Exercise inputs below:

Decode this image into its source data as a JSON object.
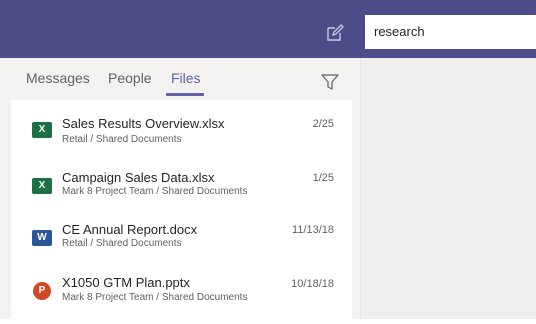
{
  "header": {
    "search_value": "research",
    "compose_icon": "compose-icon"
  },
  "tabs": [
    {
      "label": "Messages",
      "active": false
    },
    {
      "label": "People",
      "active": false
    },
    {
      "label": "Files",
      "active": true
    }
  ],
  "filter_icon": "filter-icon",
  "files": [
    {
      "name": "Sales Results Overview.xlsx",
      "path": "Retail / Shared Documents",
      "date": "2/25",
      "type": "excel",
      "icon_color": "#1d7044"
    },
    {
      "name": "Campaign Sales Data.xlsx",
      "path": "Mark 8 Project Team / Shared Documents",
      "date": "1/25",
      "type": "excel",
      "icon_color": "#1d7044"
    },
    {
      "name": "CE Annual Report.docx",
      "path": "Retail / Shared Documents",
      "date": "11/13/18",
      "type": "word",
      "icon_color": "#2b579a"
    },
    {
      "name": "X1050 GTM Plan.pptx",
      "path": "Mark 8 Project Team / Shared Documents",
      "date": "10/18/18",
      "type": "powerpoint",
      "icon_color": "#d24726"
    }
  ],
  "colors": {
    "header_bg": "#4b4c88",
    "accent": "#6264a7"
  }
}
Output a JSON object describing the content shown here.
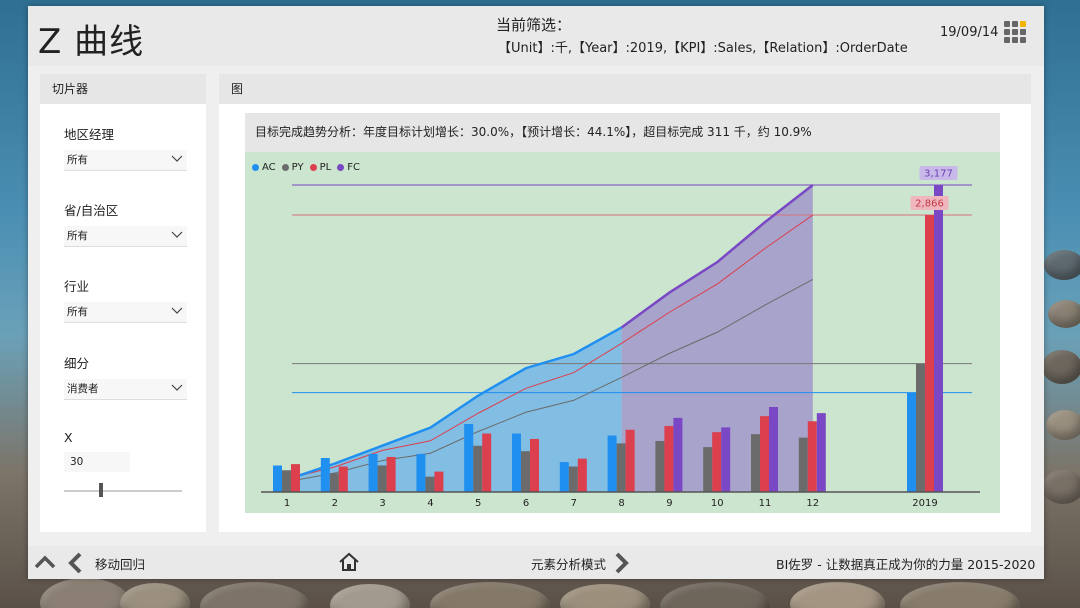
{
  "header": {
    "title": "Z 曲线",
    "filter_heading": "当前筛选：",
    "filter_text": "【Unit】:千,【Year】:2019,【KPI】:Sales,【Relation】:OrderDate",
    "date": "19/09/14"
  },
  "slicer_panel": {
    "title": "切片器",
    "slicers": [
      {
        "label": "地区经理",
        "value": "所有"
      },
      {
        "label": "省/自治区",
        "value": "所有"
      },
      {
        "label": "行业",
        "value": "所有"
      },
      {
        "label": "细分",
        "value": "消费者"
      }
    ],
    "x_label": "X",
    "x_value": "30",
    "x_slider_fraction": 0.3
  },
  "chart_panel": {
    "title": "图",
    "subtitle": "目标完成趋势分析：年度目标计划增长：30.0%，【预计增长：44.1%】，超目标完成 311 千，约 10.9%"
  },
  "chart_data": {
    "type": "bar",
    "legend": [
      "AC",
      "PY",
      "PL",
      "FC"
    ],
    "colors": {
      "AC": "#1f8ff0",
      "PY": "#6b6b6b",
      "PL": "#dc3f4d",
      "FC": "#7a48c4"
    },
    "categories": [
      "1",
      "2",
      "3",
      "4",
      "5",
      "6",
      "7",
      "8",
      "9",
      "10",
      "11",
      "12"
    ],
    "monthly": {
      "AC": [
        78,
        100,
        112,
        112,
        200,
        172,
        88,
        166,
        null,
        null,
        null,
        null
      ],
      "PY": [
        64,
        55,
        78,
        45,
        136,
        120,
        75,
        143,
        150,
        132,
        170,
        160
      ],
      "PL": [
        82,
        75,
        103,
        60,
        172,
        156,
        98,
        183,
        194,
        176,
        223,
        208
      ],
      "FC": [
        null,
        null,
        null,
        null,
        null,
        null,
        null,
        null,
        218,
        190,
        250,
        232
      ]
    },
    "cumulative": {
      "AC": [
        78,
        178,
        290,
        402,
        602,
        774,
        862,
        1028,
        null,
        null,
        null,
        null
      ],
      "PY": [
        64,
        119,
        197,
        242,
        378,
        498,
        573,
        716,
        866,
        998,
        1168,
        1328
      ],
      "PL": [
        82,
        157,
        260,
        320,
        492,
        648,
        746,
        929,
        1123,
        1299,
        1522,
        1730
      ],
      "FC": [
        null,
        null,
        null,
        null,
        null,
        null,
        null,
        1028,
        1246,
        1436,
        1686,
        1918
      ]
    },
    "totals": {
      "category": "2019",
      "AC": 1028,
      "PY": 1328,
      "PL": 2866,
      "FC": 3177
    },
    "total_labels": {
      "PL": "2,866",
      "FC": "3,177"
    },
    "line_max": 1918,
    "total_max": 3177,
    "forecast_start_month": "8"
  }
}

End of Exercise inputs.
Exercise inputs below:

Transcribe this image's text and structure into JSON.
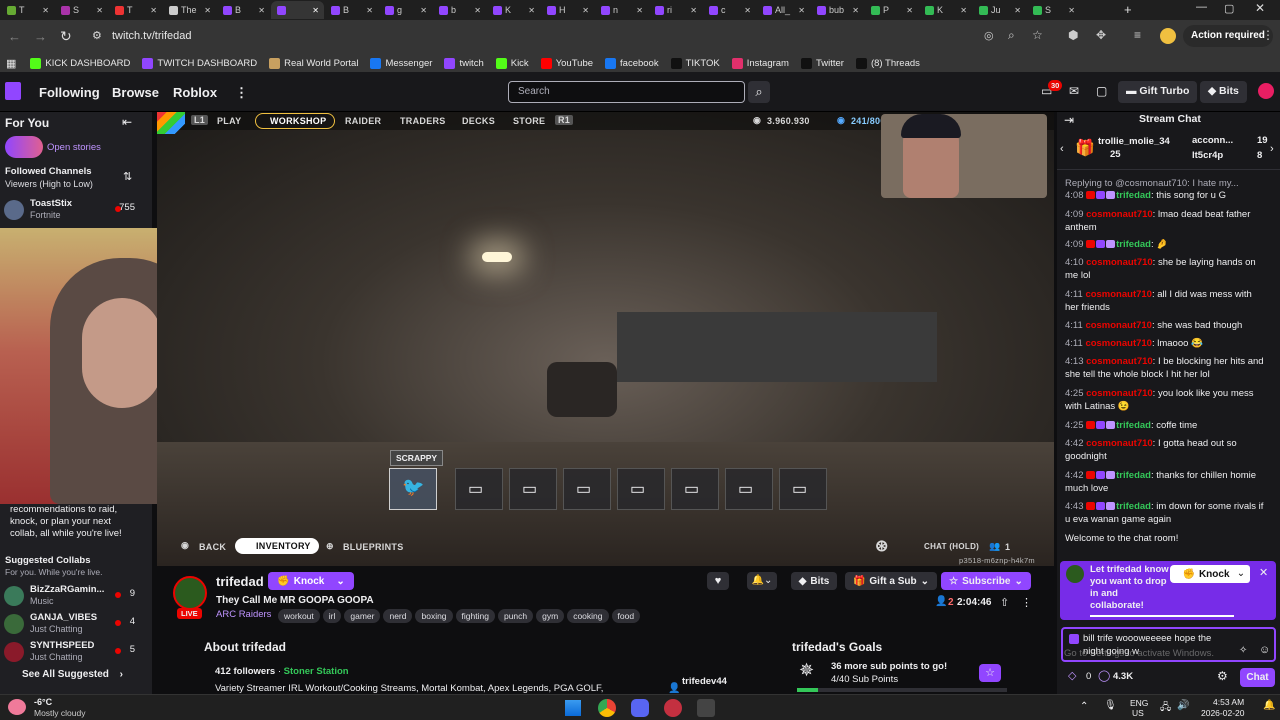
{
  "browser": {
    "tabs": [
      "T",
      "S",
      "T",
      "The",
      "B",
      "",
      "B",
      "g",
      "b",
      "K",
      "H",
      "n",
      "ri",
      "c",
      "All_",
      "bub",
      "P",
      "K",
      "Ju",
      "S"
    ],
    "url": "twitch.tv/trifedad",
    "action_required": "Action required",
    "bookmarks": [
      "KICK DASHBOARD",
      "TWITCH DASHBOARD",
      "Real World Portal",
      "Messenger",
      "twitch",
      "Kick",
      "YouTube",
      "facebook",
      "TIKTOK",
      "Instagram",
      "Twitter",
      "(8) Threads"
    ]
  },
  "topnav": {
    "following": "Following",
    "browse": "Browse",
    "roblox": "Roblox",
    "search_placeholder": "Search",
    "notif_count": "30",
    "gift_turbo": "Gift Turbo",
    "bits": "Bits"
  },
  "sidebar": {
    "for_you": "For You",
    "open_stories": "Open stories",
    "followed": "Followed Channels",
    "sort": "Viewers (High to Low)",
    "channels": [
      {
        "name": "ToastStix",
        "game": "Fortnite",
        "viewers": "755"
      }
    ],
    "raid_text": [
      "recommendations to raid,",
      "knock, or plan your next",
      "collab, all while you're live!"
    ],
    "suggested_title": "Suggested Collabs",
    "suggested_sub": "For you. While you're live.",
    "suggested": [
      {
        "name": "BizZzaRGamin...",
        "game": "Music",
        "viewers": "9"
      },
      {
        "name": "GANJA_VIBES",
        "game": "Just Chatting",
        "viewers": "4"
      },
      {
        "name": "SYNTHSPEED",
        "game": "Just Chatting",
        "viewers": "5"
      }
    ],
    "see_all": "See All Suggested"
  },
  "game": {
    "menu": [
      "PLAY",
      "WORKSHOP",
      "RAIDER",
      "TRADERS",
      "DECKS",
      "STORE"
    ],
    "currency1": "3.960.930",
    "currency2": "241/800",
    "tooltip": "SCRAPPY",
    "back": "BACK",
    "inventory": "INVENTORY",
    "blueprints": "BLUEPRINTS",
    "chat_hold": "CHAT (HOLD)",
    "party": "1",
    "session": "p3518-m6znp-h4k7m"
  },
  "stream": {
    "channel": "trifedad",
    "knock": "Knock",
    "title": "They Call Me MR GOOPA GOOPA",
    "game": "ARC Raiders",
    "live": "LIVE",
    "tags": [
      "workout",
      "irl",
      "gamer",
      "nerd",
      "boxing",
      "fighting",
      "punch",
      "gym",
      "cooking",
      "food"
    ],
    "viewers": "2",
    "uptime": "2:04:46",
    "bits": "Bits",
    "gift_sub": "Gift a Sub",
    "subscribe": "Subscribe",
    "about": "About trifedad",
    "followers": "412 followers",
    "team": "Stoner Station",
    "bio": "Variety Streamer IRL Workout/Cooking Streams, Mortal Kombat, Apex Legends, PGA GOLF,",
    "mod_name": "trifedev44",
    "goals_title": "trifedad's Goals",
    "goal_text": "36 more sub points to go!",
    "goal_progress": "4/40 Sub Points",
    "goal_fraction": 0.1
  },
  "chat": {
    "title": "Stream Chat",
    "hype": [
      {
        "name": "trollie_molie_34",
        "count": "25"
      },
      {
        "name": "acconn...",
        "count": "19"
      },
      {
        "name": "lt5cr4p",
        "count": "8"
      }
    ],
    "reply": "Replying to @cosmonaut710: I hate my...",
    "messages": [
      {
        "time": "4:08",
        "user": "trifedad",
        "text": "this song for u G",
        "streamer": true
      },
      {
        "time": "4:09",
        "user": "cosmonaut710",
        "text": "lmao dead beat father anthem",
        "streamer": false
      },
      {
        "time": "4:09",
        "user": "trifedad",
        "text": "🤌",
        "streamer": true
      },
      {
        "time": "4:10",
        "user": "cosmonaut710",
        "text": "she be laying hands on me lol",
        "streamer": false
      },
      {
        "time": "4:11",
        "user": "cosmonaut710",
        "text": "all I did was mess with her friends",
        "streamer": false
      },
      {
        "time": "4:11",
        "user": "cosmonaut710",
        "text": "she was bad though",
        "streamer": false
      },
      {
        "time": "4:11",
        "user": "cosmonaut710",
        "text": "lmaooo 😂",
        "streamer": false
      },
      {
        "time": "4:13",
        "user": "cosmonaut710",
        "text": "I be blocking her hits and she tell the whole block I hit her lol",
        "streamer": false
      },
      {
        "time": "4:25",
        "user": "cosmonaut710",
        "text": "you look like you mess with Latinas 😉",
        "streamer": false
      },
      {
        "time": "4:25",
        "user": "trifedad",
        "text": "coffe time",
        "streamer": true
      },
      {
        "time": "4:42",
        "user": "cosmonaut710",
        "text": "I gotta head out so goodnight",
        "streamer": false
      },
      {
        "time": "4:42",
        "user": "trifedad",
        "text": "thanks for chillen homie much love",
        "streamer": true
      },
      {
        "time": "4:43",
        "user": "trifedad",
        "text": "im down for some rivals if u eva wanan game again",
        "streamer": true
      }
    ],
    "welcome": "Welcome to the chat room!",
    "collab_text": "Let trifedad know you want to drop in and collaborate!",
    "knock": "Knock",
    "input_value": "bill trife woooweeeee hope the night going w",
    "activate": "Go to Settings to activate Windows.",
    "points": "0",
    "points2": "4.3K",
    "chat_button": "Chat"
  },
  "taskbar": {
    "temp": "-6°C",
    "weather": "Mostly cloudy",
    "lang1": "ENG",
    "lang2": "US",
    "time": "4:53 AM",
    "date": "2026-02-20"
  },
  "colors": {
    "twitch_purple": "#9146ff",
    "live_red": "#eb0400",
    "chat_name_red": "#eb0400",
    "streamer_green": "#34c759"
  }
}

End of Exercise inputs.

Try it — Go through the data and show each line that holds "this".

Solution below —
Decode this image into its source data as a JSON object.
Transcribe this image's text and structure into JSON.
        "text": "this song for u G",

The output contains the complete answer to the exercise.